START RECORD SET

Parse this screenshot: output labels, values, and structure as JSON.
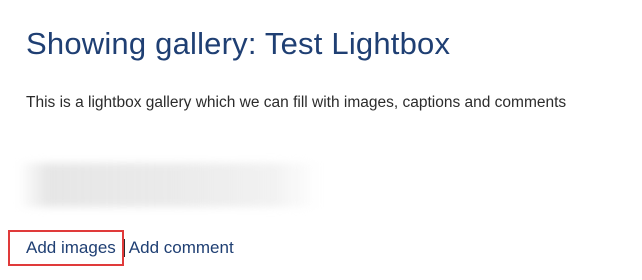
{
  "page": {
    "title": "Showing gallery: Test Lightbox",
    "description": "This is a lightbox gallery which we can fill with images, captions and comments"
  },
  "actions": {
    "add_images_label": "Add images",
    "add_comment_label": "Add comment"
  },
  "colors": {
    "title": "#1f3f73",
    "link": "#1f3f73",
    "highlight_border": "#e03a3a",
    "body_text": "#2b2b2b"
  }
}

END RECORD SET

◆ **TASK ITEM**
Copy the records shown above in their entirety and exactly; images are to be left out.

◆ **SOLUTION TO THE EXERCISE**
Parse this screenshot: output labels, values, and structure as JSON.
{
  "page": {
    "title": "Showing gallery: Test Lightbox",
    "description": "This is a lightbox gallery which we can fill with images, captions and comments"
  },
  "actions": {
    "add_images_label": "Add images",
    "add_comment_label": "Add comment"
  },
  "colors": {
    "title": "#1f3f73",
    "link": "#1f3f73",
    "highlight_border": "#e03a3a",
    "body_text": "#2b2b2b"
  }
}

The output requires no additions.